pg_mapzen

Over the past few days, I’ve jumped into the Mapzen/Tangram ecosystem. First impressions: somewhat steep learning curve to grasp YAML format, lighting options are pretty neat, very fast to render GeoJSON, documentation is good although asks a lot of the newbie reader, the provided Mapzen Vector Tile Service (mostly OSM) is awesome, and I bet shaders are cool, but I don’t understand them (yet).

My example is largely based off the Mapzen JS Walkthrough, with a few simple additional wrinkles. I draw parcel geometry and attribute data directly from Open Data Prince George. I take building data from the same source, remove OSM buildings from the scene, and draw/extrude 3D buildings based on the building height attribute.

Antipodes (MapboxGL)

antipodes

In 2013, I made an interactive antipode map (points on opposite sides of the Earth) using the Google Maps API. As I’m trying to make the leap from Google Maps/Mapbox JS to Mapbox GL JShere is my rehash of the same map. The only tangible difference between these two maps is that you can rotate this version (right-click and drag).

Some issues I have yet to solve:

  • I can’t seem to get the rotated maps’ labels to display correctly (i.e. right-side up and left to right). I would need to somehow change them to be rendered as a mirror image.
  • The second set of maps don’t render at all in Chrome, although they do while testing locally. This entire project seems to work in IE and Firefox. edit: this project now seems to work in Chrome.
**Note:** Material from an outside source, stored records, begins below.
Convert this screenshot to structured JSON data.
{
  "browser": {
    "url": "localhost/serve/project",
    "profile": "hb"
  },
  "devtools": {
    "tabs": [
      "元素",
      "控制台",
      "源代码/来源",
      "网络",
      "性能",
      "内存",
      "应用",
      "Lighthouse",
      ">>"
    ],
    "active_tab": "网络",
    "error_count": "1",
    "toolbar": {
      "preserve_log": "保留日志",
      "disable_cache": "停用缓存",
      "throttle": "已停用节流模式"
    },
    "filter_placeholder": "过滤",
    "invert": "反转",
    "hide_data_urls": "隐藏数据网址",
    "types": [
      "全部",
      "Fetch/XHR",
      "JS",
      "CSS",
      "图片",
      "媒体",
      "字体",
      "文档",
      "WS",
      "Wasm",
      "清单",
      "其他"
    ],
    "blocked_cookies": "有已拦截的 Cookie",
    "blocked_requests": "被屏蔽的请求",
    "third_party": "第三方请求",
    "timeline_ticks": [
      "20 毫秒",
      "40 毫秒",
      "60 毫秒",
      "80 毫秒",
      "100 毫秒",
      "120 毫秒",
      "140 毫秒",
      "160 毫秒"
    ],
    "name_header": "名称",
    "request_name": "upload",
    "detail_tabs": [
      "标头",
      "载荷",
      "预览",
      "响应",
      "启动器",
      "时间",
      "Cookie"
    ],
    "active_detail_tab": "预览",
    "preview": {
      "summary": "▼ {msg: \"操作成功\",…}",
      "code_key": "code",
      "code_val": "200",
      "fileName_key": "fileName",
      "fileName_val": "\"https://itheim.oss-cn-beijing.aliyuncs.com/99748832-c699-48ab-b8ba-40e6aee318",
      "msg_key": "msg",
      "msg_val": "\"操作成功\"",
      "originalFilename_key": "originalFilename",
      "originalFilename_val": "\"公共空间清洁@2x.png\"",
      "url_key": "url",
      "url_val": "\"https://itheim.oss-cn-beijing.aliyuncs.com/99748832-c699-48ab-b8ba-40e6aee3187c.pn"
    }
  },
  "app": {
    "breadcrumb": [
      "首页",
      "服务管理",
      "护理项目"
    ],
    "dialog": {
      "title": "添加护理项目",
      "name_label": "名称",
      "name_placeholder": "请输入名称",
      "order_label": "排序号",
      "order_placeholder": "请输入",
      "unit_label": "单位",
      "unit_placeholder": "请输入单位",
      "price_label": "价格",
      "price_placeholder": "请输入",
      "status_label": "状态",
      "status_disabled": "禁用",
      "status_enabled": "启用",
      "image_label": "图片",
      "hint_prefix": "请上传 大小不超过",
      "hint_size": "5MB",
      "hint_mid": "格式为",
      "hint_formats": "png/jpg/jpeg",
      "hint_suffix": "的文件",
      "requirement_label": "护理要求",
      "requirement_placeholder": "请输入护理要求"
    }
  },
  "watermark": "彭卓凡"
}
– this map was featured on Google Maps Mania! http://googlemapsmania.blogspot.ca/2016/07/the-antipodes-maps.html